Colour is a major factor in a magazine’s “shelf appeal” and Fillip magazine, though a publication more aligned with academic journals, has more than a few times been advised to “go colour” in order to facilitate a larger sales volume.
Olaf Nicolai’s project for the new issue, Fillip 16, subverts this market pressure by causing the magazine to be printed in colour—yet this application of colour is undelineated and flows across the spectrum of the rainbow as well as across the page regardless of the printed content. The printing technique used to achieve this effect is called split fountain printing; with a history that stretches back to the inception of the art of printmaking, it gained renewed currency in the 1960s and ’70s as a method to introduce colour in printed material without having to go through the expensive four-plate colour process. With its evocative, quasi-psychedelic effect, the technique was particularly popular in a countercultural context.

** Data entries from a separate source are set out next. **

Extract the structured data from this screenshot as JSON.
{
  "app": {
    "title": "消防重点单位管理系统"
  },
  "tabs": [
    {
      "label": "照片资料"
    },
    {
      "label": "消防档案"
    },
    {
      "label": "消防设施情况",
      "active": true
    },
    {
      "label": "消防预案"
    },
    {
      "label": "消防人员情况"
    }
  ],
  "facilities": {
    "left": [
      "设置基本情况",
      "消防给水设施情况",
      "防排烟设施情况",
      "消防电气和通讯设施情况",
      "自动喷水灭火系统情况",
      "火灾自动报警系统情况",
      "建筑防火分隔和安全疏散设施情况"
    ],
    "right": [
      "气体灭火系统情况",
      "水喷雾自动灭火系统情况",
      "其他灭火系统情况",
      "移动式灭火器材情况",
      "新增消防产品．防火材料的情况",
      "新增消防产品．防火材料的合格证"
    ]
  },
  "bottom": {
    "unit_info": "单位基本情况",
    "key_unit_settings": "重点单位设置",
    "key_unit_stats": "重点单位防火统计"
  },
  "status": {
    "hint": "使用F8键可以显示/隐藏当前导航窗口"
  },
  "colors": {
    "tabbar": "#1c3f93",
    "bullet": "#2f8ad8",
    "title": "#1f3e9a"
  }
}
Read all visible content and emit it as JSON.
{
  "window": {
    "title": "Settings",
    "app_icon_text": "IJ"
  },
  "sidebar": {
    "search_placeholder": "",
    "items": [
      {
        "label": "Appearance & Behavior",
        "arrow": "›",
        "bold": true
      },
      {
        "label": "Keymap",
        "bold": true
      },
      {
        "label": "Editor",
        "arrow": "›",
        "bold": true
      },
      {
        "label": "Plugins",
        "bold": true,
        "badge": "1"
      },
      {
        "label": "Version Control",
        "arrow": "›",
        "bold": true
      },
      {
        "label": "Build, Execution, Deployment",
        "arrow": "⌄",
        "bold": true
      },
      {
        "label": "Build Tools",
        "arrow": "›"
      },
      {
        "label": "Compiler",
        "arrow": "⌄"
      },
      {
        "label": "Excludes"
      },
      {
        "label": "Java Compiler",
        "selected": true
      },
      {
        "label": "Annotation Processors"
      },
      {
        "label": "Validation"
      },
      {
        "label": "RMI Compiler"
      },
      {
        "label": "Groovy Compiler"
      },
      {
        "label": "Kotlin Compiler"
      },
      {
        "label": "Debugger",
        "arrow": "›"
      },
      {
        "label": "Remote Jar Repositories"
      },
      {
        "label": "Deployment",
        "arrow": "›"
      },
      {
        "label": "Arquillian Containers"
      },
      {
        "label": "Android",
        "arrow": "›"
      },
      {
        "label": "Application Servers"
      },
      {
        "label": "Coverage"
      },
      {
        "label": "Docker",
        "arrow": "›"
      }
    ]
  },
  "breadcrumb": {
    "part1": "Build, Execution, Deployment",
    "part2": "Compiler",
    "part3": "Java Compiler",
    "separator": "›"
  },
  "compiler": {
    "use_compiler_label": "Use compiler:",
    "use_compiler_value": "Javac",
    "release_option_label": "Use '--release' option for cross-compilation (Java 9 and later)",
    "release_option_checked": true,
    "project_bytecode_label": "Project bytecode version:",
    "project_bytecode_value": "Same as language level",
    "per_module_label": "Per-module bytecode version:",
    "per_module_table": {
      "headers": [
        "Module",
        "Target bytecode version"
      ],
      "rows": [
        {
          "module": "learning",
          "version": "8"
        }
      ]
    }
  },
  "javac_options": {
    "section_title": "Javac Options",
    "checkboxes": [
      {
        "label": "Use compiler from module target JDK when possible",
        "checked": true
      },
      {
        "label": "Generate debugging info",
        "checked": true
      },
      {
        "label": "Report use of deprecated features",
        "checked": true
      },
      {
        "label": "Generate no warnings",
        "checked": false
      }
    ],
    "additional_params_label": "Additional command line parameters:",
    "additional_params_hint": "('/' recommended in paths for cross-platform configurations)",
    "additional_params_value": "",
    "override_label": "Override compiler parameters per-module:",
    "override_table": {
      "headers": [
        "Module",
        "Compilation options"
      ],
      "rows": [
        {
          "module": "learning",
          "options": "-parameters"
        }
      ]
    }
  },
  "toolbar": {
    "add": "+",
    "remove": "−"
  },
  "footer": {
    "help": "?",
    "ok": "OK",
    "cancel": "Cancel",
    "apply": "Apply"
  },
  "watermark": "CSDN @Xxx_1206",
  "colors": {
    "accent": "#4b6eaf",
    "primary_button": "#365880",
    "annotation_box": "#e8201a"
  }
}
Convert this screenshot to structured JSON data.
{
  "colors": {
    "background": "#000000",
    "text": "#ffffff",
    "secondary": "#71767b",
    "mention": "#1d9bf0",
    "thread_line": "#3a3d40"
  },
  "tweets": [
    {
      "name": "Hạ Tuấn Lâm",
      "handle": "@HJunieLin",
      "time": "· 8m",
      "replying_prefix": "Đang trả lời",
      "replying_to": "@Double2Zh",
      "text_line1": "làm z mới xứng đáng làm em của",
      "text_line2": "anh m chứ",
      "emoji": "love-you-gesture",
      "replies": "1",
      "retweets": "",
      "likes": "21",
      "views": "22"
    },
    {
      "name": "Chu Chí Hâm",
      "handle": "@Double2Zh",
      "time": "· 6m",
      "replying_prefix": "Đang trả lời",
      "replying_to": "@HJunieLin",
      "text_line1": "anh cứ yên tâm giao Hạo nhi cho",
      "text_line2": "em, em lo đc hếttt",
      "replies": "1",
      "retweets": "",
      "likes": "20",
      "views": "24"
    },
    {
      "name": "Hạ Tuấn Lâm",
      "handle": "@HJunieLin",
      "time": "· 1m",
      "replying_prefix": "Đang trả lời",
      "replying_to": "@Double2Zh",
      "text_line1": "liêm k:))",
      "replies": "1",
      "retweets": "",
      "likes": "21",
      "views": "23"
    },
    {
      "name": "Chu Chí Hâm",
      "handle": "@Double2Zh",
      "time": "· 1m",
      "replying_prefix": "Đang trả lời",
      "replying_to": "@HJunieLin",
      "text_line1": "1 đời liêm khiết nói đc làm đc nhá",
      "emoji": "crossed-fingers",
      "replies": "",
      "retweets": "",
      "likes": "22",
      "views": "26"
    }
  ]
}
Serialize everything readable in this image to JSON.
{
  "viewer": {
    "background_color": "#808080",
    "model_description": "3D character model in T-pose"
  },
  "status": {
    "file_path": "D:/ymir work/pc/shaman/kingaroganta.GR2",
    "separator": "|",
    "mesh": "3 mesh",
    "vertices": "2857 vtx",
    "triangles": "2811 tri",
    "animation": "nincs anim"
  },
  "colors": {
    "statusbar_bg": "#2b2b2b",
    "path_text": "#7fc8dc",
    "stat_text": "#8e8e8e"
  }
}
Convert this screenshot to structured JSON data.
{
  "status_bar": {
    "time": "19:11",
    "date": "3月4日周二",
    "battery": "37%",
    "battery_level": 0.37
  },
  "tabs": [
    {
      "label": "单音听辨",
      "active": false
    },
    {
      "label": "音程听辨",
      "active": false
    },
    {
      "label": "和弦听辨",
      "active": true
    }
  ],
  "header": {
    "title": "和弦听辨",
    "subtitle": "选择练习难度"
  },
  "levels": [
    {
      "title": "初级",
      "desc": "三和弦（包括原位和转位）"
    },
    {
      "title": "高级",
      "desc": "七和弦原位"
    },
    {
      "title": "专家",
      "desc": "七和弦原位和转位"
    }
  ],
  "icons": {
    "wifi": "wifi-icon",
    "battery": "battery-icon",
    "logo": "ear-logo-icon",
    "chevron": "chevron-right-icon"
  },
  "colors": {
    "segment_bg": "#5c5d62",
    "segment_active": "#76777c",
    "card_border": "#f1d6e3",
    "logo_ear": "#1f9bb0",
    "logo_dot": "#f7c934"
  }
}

Nicolai’s project for Fillip 16 represents another instance of the artist’s ongoing infatuation with print media in general through which he consistently mobilizes production techniques in order to articulate conceptual concerns. The printing technique used in 2500 × Fillip 16 causes each single copy of Fillip magazine’s sixteenth issue to become a unique original as no printed copy is exactly like the other.
Accordingly, the affective power of colour in relation to consumer behaviour is complicated by questions of value and circulation vis- à-vis the unique art object.
May 30, 2012, 7 pm